It doesn’t matter how small or big the threat may be in actuality, or how non-threatening it is to someone who doesn’t live day in and day out struggling with anxiety disorders. Our bodies and our minds sense a threat and go immediately into overdrive.
But I digress.
The point is, whether he knew about abuses I endured while he was busy living his own life doesn’t matter. He definitely knew about the physical abuse he imparted upon me before I was even verbal. He just didn’t know I knew.
Oh crap! My step-father too?!
Oddly enough, while still recovering from my father’s attempt to reach out during this COVID pandemic and the very unexpected bout of logorrhea that summed up my entire childhood, it seems my step-father was also moved to reach out. You’ve got to be kidding me? was my only thought as I sat staring at the vibrating rectangle on my desktop. I don’t answer normal phone calls, so the chances of my answering this were completely zero. He left a voicemail. Then a few days later, he left another voicemail.
This is a man who psychologically and sexually abused me for several years.
I don’t know if it was coincidence or not. I do know that my reasons for cutting both of them out of my life are just. I can think of no reason to maintain contact with perpetrators of abuse at this stage of my life and I have zero interest in hearing explanations or attempts at justification from either one of them.
It seems logical to conclude that the solitude that is part of all our lives today thanks to the gross mismanagement of the COVID-19 pandemic was, at least in part, the impetus that led them to reach out.
So please, if you’re thinking about reaching out to some long lost someone or other that you’ve done wrong, maybe you should instead be thinking about why you want to do that and how that may affect them in these already trying times. This probably isn’t the right time to do it.
No matter which end of this you’re on, if you’re struggling with depression, feeling hopeless, or in any kind of crisis situation at all, please know that there are resources available! Mental health matters. Help is just a phone call, text, or live chat away. 👇

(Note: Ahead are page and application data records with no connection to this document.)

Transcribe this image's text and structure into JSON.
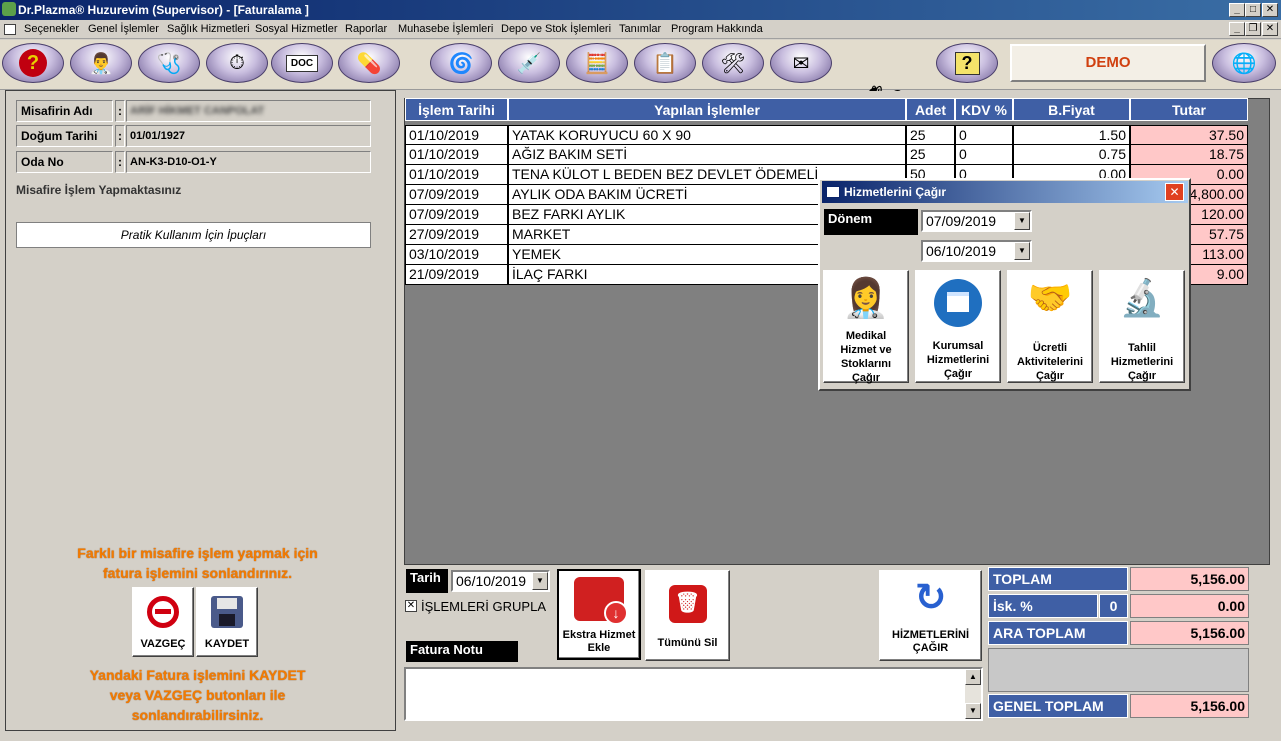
{
  "window": {
    "title": "Dr.Plazma® Huzurevim (Supervisor) - [Faturalama ]"
  },
  "menu": [
    "Seçenekler",
    "Genel İşlemler",
    "Sağlık Hizmetleri",
    "Sosyal Hizmetler",
    "Raporlar",
    "Muhasebe İşlemleri",
    "Depo ve Stok İşlemleri",
    "Tanımlar",
    "Program Hakkında"
  ],
  "toolbar": {
    "icons": [
      "help-head-icon",
      "doctors-icon",
      "medical-tools-icon",
      "stopwatch-icon",
      "word-doc-icon",
      "pills-icon",
      "spiral-icon",
      "syringe-icon",
      "calculator-icon",
      "checklist-icon",
      "tools-icon",
      "mail-icon",
      "squirrel-mascot-icon",
      "question-note-icon",
      "globe-icon"
    ],
    "question_glyph": "?",
    "doc_label": "DOC",
    "demo_label": "DEMO"
  },
  "guest": {
    "name_label": "Misafirin Adı",
    "name_value": "ARİF HİKMET CANPOLAT",
    "birth_label": "Doğum Tarihi",
    "birth_value": "01/01/1927",
    "room_label": "Oda No",
    "room_value": "AN-K3-D10-O1-Y",
    "colon": ":",
    "status_text": "Misafire İşlem Yapmaktasınız",
    "tips_button": "Pratik Kullanım İçin İpuçları"
  },
  "left_notes": {
    "top_line1": "Farklı bir misafire işlem yapmak için",
    "top_line2": "fatura işlemini sonlandırınız.",
    "bottom_line1": "Yandaki Fatura işlemini KAYDET",
    "bottom_line2": "veya VAZGEÇ butonları ile",
    "bottom_line3": "sonlandırabilirsiniz."
  },
  "actions": {
    "cancel_label": "VAZGEÇ",
    "save_label": "KAYDET",
    "extra_service_label": "Ekstra Hizmet Ekle",
    "delete_all_label": "Tümünü Sil",
    "call_services_label": "HİZMETLERİNİ ÇAĞIR"
  },
  "table": {
    "headers": [
      "İşlem Tarihi",
      "Yapılan İşlemler",
      "Adet",
      "KDV %",
      "B.Fiyat",
      "Tutar"
    ],
    "rows": [
      {
        "date": "01/10/2019",
        "item": "YATAK KORUYUCU 60 X 90",
        "qty": "25",
        "kdv": "0",
        "unit": "1.50",
        "total": "37.50"
      },
      {
        "date": "01/10/2019",
        "item": "AĞIZ BAKIM SETİ",
        "qty": "25",
        "kdv": "0",
        "unit": "0.75",
        "total": "18.75"
      },
      {
        "date": "01/10/2019",
        "item": "TENA KÜLOT L BEDEN BEZ DEVLET ÖDEMELİ",
        "qty": "50",
        "kdv": "0",
        "unit": "0.00",
        "total": "0.00"
      },
      {
        "date": "07/09/2019",
        "item": "AYLIK ODA BAKIM ÜCRETİ",
        "qty": "",
        "kdv": "",
        "unit": "",
        "total": "4,800.00"
      },
      {
        "date": "07/09/2019",
        "item": "BEZ FARKI AYLIK",
        "qty": "",
        "kdv": "",
        "unit": "",
        "total": "120.00"
      },
      {
        "date": "27/09/2019",
        "item": "MARKET",
        "qty": "",
        "kdv": "",
        "unit": "",
        "total": "57.75"
      },
      {
        "date": "03/10/2019",
        "item": "YEMEK",
        "qty": "",
        "kdv": "",
        "unit": "",
        "total": "113.00"
      },
      {
        "date": "21/09/2019",
        "item": "İLAÇ FARKI",
        "qty": "",
        "kdv": "",
        "unit": "",
        "total": "9.00"
      }
    ]
  },
  "dialog": {
    "title": "Hizmetlerini Çağır",
    "period_label": "Dönem",
    "start_date": "07/09/2019",
    "end_date": "06/10/2019",
    "buttons": [
      {
        "label": "Medikal Hizmet ve Stoklarını Çağır",
        "icon": "doctor-icon"
      },
      {
        "label": "Kurumsal Hizmetlerini Çağır",
        "icon": "calendar-icon"
      },
      {
        "label": "Ücretli Aktivitelerini Çağır",
        "icon": "people-circle-icon"
      },
      {
        "label": "Tahlil Hizmetlerini Çağır",
        "icon": "microscope-icon"
      }
    ],
    "close_glyph": "✕"
  },
  "bottom": {
    "date_label": "Tarih",
    "date_value": "06/10/2019",
    "group_label": "İŞLEMLERİ GRUPLA",
    "group_checked": true,
    "note_label": "Fatura Notu"
  },
  "summary": {
    "toplam_label": "TOPLAM",
    "toplam_value": "5,156.00",
    "isk_label": "İsk. %",
    "isk_percent": "0",
    "isk_value": "0.00",
    "ara_label": "ARA TOPLAM",
    "ara_value": "5,156.00",
    "genel_label": "GENEL TOPLAM",
    "genel_value": "5,156.00"
  }
}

- Crisis Text Line: US and Canada: text 741741 | UK: text 85258 | Ireland: text 50808
- National Suicide Prevention Lifeline: 1-800-273-8255 or Live Online Chat | TTY: 1-800-799-4889

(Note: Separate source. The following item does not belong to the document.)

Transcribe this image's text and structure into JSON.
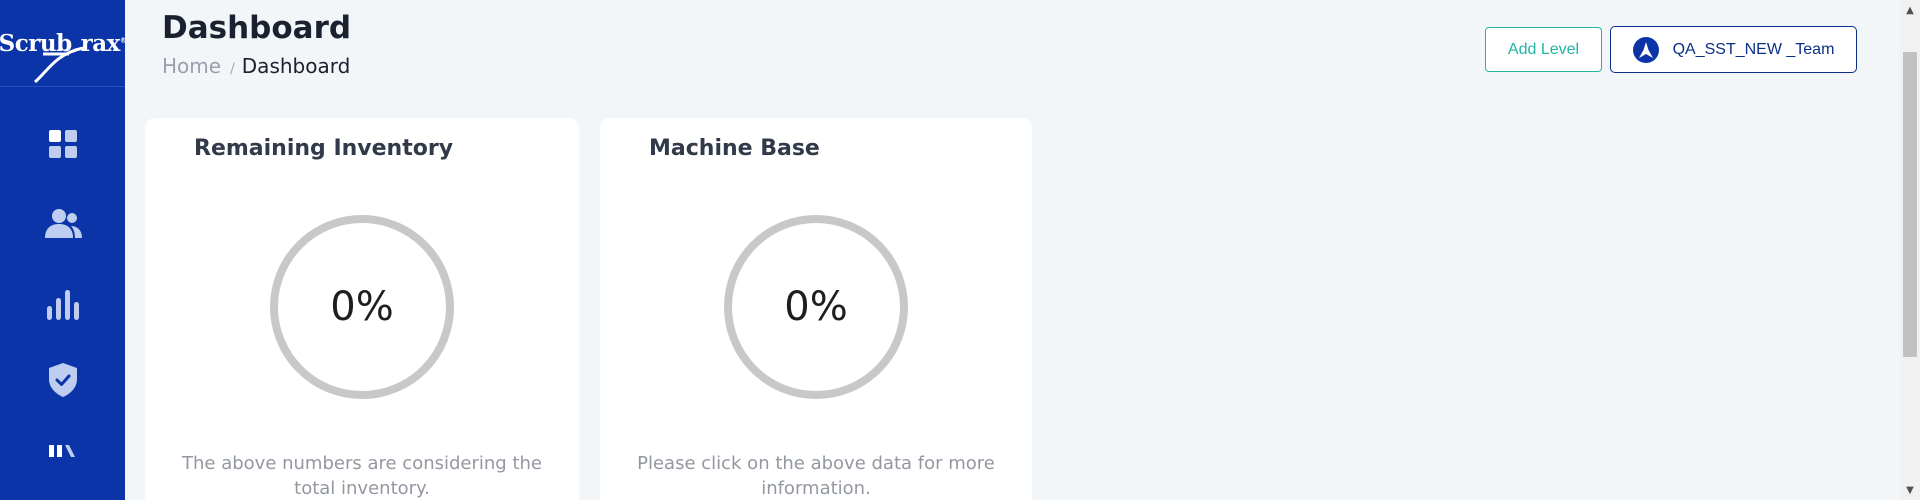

- National Sexual Assault Hotline: Call 800-656-HOPE (4673) or Online Hotline
- National Domestic Violence Hotline: Call 800-799-SAFE (7233)
- NAMI (National Alliance on Mental Illness): 1-800-950-NAMI (6264) or firstname.lastname@example.org
- IMAlive: Online Chat
- SAMHSA Treatment Referral Helpline: 1-877-SAMHSA7 (726-4727)